Following the launch at the SIBF 2018, this interview appeared in one of the region’s leading English dailies, the Khaleej Times.
The fiction title is a fast-paced thriller deal with the issue of idol theft and is a heady mix of crime, mystery, romance and the paranormal.
For debutant Indian novelist Divya Kumar, the protagonist in her maiden book The Shrine of Death had to be a woman. “It was a no-brainer,” she explained to Khaleej Times, after launching her book at the Sharjah International Book Fair late last week.
The Dubai-based author and former journalist’s first book was published by Bloomsbury India in April 2018. The fiction title is a fast-paced thriller deal with the issue of idol theft and is a heady mix of crime, mystery, romance and the paranormal.
“The book is a fictionalised account of actual events that occurred in Tamil Nadu in 2009 when a set of ancient Chola idols disappeared from an abandoned temple and were later discovered to have been smuggled out of the country,” said Kumar.
“This was the watershed case that eventually leads to the high-profile arrest of Manhattan-based art dealer and smuggler Subhash Kapoor.”
The book’s central character – Prabha Sinhan – is an IT professional who gets pulled into the murky world of idol theft and goes in search of her missing friend Sneha Pillai.
“Mainstream Indian media often portrays a certain stereotype of women in mass media.
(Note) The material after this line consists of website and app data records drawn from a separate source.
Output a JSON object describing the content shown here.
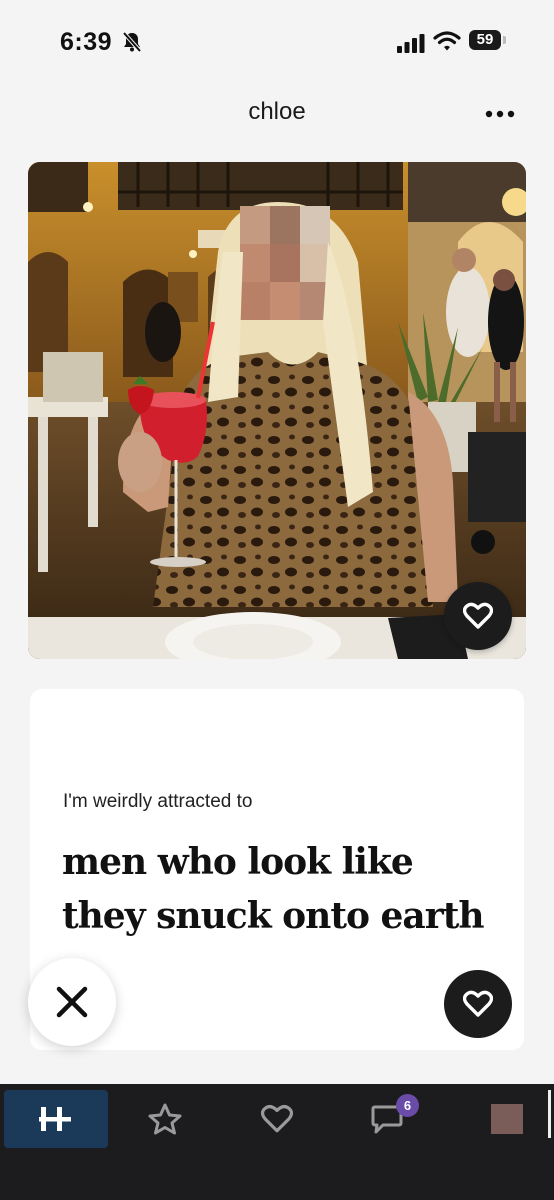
{
  "status_bar": {
    "time": "6:39",
    "battery": "59"
  },
  "header": {
    "profile_name": "chloe"
  },
  "prompt": {
    "question": "I'm weirdly attracted to",
    "answer": "men who look like they snuck onto earth"
  },
  "nav": {
    "matches_badge": "6"
  },
  "colors": {
    "dark_button": "#1c1c1c",
    "nav_background": "#1c1c1e",
    "nav_active": "#1b3a5a",
    "badge": "#6b4ba8"
  }
}
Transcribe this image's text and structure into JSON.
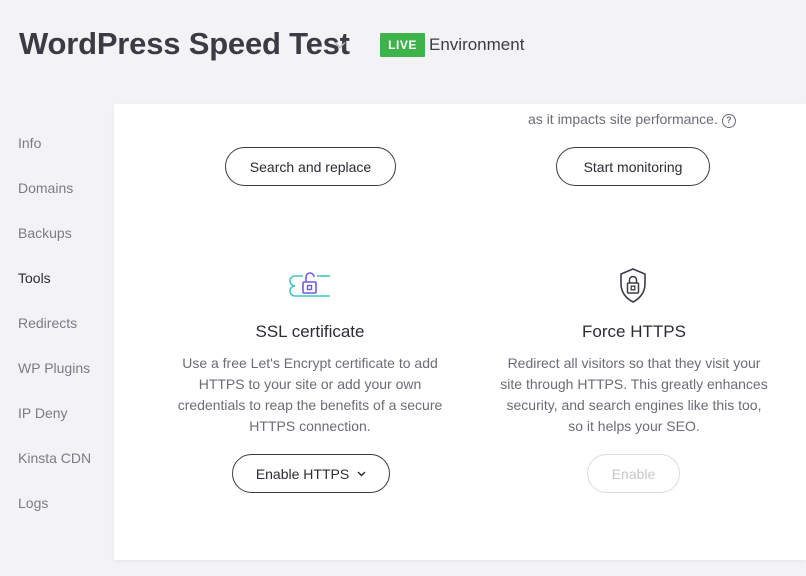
{
  "header": {
    "site_title": "WordPress Speed Test",
    "badge": "LIVE",
    "environment": "Environment",
    "badge_color": "#3db34a"
  },
  "sidebar": {
    "items": [
      {
        "label": "Info"
      },
      {
        "label": "Domains"
      },
      {
        "label": "Backups"
      },
      {
        "label": "Tools",
        "active": true
      },
      {
        "label": "Redirects"
      },
      {
        "label": "WP Plugins"
      },
      {
        "label": "IP Deny"
      },
      {
        "label": "Kinsta CDN"
      },
      {
        "label": "Logs"
      }
    ]
  },
  "tools": {
    "search_replace": {
      "button": "Search and replace"
    },
    "monitoring": {
      "partial_text": "as it impacts site performance.",
      "button": "Start monitoring",
      "icon": "help-icon"
    },
    "ssl": {
      "icon": "ssl-lock-icon",
      "title": "SSL certificate",
      "description": "Use a free Let's Encrypt certificate to add HTTPS to your site or add your own credentials to reap the benefits of a secure HTTPS connection.",
      "button": "Enable HTTPS"
    },
    "force_https": {
      "icon": "shield-lock-icon",
      "title": "Force HTTPS",
      "description": "Redirect all visitors so that they visit your site through HTTPS. This greatly enhances security, and search engines like this too, so it helps your SEO.",
      "button": "Enable",
      "button_disabled": true
    }
  }
}
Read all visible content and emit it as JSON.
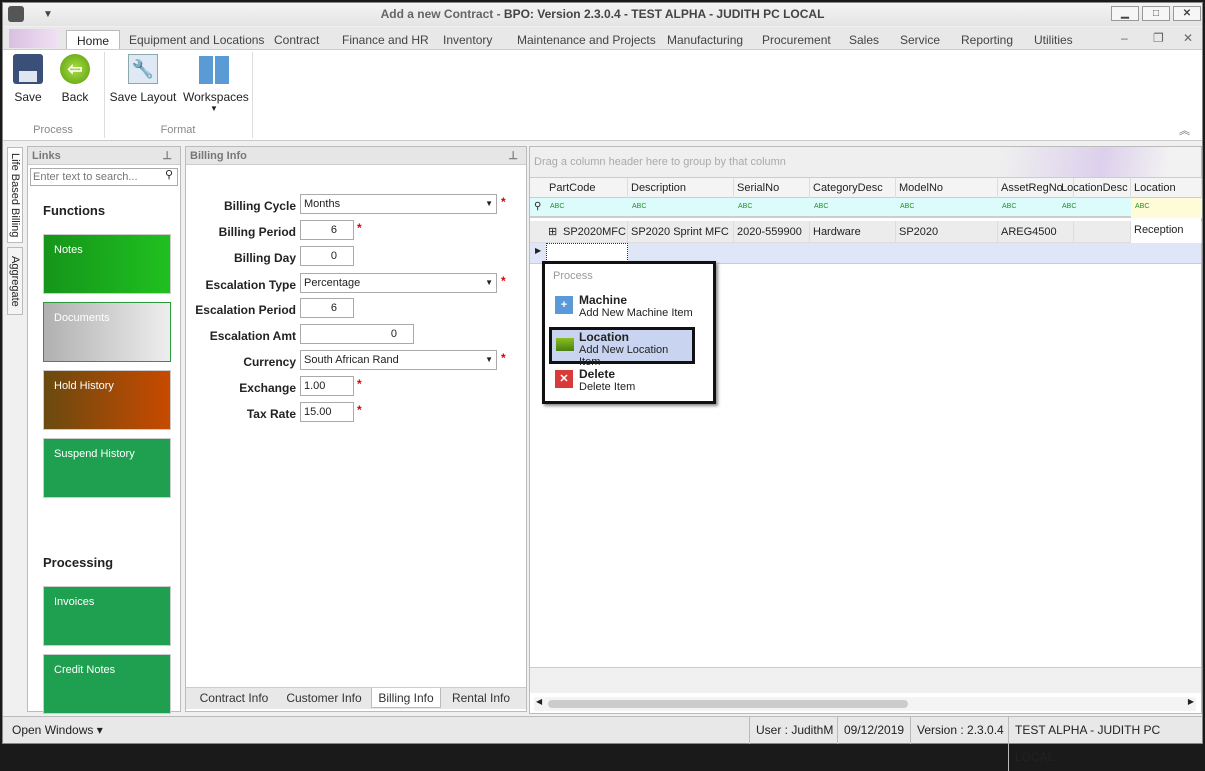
{
  "window": {
    "title_prefix": "Add a new Contract - ",
    "title_main": "BPO: Version 2.3.0.4 - TEST ALPHA - JUDITH PC LOCAL",
    "min": "▁",
    "max": "□",
    "close": "✕"
  },
  "tabs": [
    "Home",
    "Equipment and Locations",
    "Contract",
    "Finance and HR",
    "Inventory",
    "Maintenance and Projects",
    "Manufacturing",
    "Procurement",
    "Sales",
    "Service",
    "Reporting",
    "Utilities"
  ],
  "ribbon": {
    "save": "Save",
    "back": "Back",
    "save_layout": "Save Layout",
    "workspaces": "Workspaces",
    "group_process": "Process",
    "group_format": "Format"
  },
  "side_tabs": [
    "Life Based Billing",
    "Aggregate"
  ],
  "links": {
    "title": "Links",
    "search_placeholder": "Enter text to search...",
    "functions_heading": "Functions",
    "functions": [
      "Notes",
      "Documents",
      "Hold History",
      "Suspend History"
    ],
    "processing_heading": "Processing",
    "processing": [
      "Invoices",
      "Credit Notes"
    ]
  },
  "billing": {
    "title": "Billing Info",
    "fields": {
      "billing_cycle": {
        "label": "Billing Cycle",
        "value": "Months"
      },
      "billing_period": {
        "label": "Billing Period",
        "value": "6"
      },
      "billing_day": {
        "label": "Billing Day",
        "value": "0"
      },
      "escalation_type": {
        "label": "Escalation Type",
        "value": "Percentage"
      },
      "escalation_period": {
        "label": "Escalation Period",
        "value": "6"
      },
      "escalation_amt": {
        "label": "Escalation Amt",
        "value": "0"
      },
      "currency": {
        "label": "Currency",
        "value": "South African Rand"
      },
      "exchange": {
        "label": "Exchange",
        "value": "1.00"
      },
      "tax_rate": {
        "label": "Tax Rate",
        "value": "15.00"
      }
    },
    "required_mark": "*",
    "bottom_tabs": [
      "Contract Info",
      "Customer Info",
      "Billing Info",
      "Rental Info"
    ]
  },
  "grid": {
    "group_hint": "Drag a column header here to group by that column",
    "columns": [
      "PartCode",
      "Description",
      "SerialNo",
      "CategoryDesc",
      "ModelNo",
      "AssetRegNo",
      "LocationDesc",
      "Location"
    ],
    "filter_glyph": "ABC",
    "rows": [
      [
        "SP2020MFC",
        "SP2020 Sprint MFC",
        "2020-559900",
        "Hardware",
        "SP2020",
        "AREG4500",
        "",
        "Reception"
      ]
    ]
  },
  "context_menu": {
    "heading": "Process",
    "items": [
      {
        "title": "Machine",
        "subtitle": "Add New Machine Item"
      },
      {
        "title": "Location",
        "subtitle": "Add New Location Item"
      },
      {
        "title": "Delete",
        "subtitle": "Delete Item"
      }
    ]
  },
  "status": {
    "open_windows": "Open Windows ▾",
    "user": "User : JudithM",
    "date": "09/12/2019",
    "version": "Version : 2.3.0.4",
    "env": "TEST ALPHA - JUDITH PC LOCAL"
  },
  "colors": {
    "notes": "#1aa31a",
    "documents": "#c8c8c8",
    "hold": "#b44a10",
    "green_tile": "#1fa050",
    "accent_selected": "#c8d4f0"
  }
}
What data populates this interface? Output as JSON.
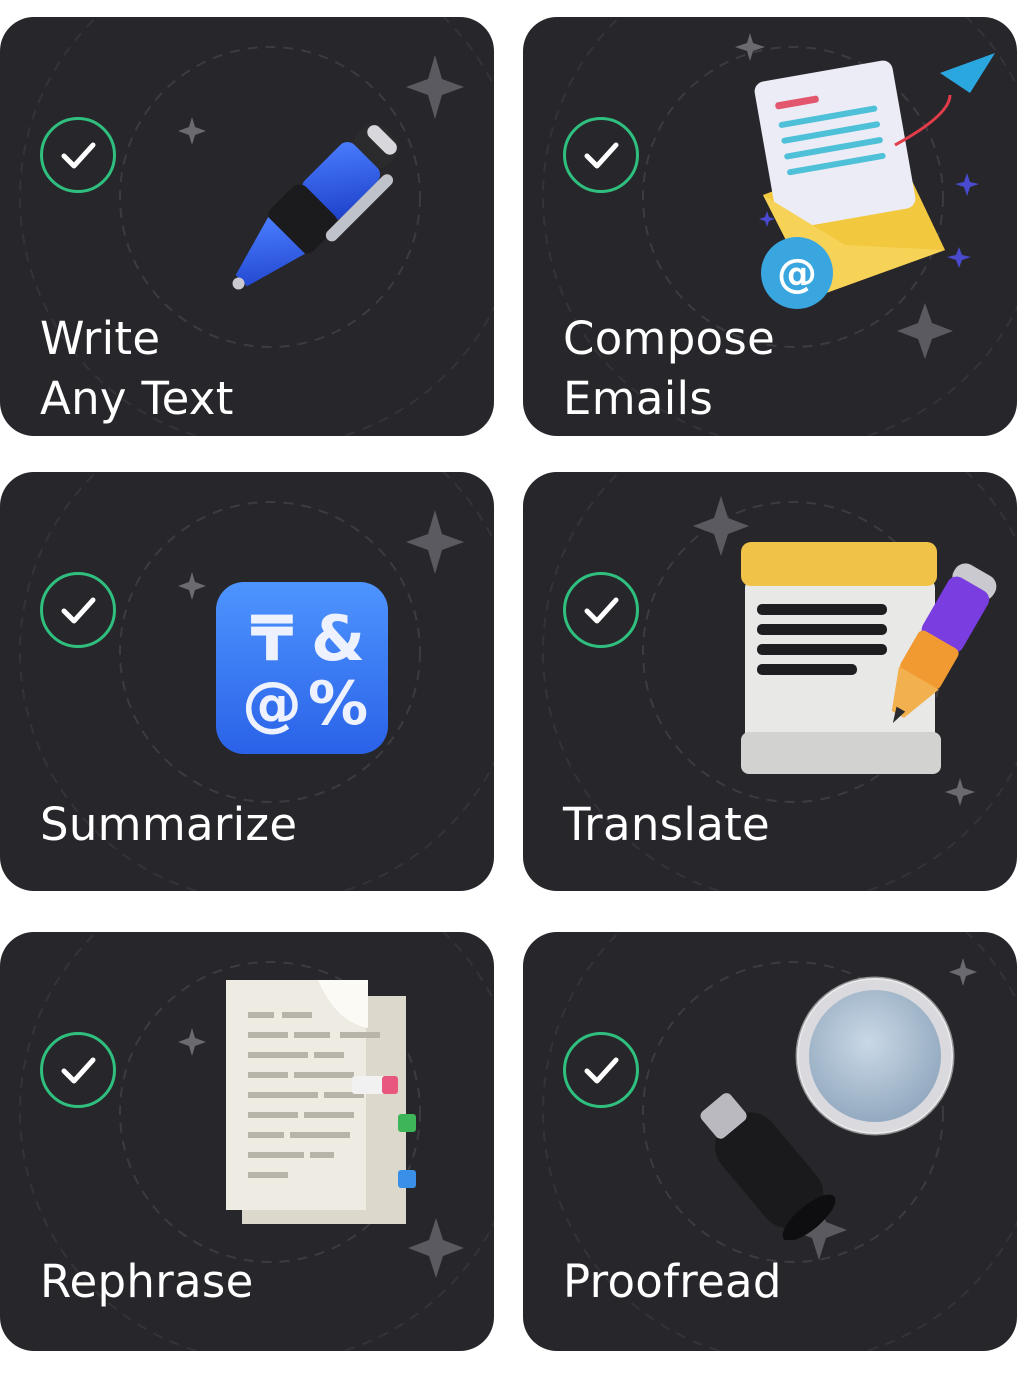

Like a manic pixie dream girl, or a virtuous, pious woman, or an oversexed glam doll, or even a confused, flaky millennial,” she added.
Kumar’s character had to be a relatable, regular young woman who was not epitomised in any manner. “I also wanted my character to be strong, stubborn, and fiercely loyal,” she said.
A former journalist of The Hindu newspaper in India, Kumar moved to Dubai in 2016. “I finished a big chunk of the editing and re-writing process in the UAE,” she added.
Though the book had its first release in India, Kumar said she is extremely proud of being part of the Sharjah book fair.
“I wanted to write fiction for pretty much my whole life. From childhood, I’ve had a set of unfinished books and manuscripts. I worked at The Hindu from 2006 – 2011, but I stopped working full-time after my daughter was born,” she said.
She began seriously working on the novel, and it took shape after details of the Chola idols case unearthed.
“I was still with The Hindu when the bust of the idol smuggling ring was in the news. From a local case in Tamil Nadu, the case went international as it was linked to an international crime ring. It was covered extensively in the India media and I followed it with a lot of interest.”
For Kumar, the theme was a perfect fit for her book as she got increasingly fascinated with the subject. “The plot evolved out the details of the case,” she added.
As she began writing the book, Kumar imagined it to be part of a trilogy. “I am definitely working on a sequel,” she added.
The original article appeared here in the Khaleej Times.